▶ TRY IT:
Copy each line of the following material that has the string "reactions".

▶ EXCERPTED RECORDS:
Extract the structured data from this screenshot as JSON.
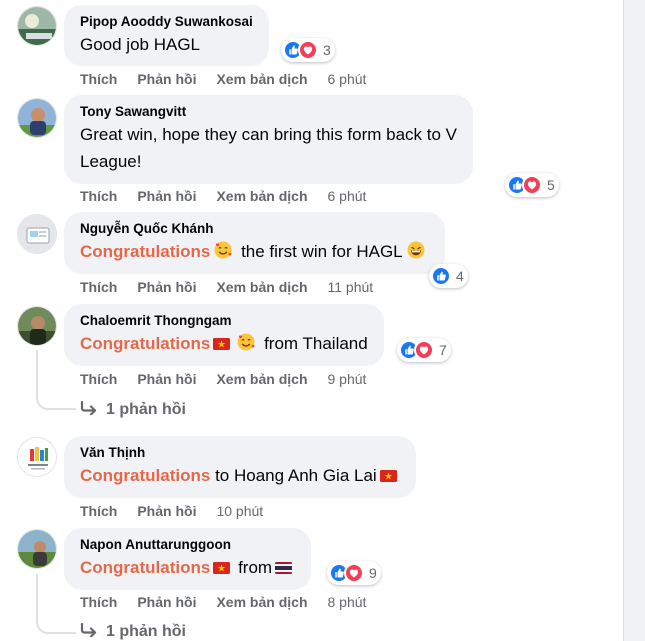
{
  "actions": {
    "like": "Thích",
    "reply": "Phản hồi",
    "translate": "Xem bản dịch"
  },
  "comments": [
    {
      "author": "Pipop Aooddy Suwankosai",
      "text": "Good job HAGL",
      "reactions": "3",
      "time": "6 phút"
    },
    {
      "author": "Tony Sawangvitt",
      "text_line1": "Great win, hope they can bring this form back to V",
      "text_line2": "League!",
      "reactions": "5",
      "time": "6 phút"
    },
    {
      "author": "Nguyễn Quốc Khánh",
      "highlight": "Congratulations",
      "text": "the first win for HAGL",
      "reactions": "4",
      "time": "11 phút"
    },
    {
      "author": "Chaloemrit Thongngam",
      "highlight": "Congratulations",
      "text": "from Thailand",
      "reactions": "7",
      "time": "9 phút",
      "replies": "1 phản hồi"
    },
    {
      "author": "Văn Thịnh",
      "highlight": "Congratulations",
      "text": "to Hoang Anh Gia Lai",
      "time": "10 phút"
    },
    {
      "author": "Napon Anuttarunggoon",
      "highlight": "Congratulations",
      "text": "from",
      "reactions": "9",
      "time": "8 phút",
      "replies": "1 phản hồi"
    }
  ],
  "icons": {
    "like": "thumbs-up-icon",
    "love": "heart-icon",
    "reply_arrow": "reply-arrow-icon",
    "vn_flag": "vietnam-flag-icon",
    "th_flag": "thailand-flag-icon",
    "love_face": "smiling-face-with-hearts-icon",
    "grin": "grinning-face-icon"
  },
  "colors": {
    "highlight": "#e4694a",
    "like": "#1877f2",
    "love": "#f33e58",
    "bubble": "#f0f2f5",
    "muted": "#65676b"
  }
}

▶ RESPONSE TO THE TASK:
      "reactions": "3",
      "reactions": "5",
      "reactions": "4",
      "reactions": "7",
      "reactions": "9",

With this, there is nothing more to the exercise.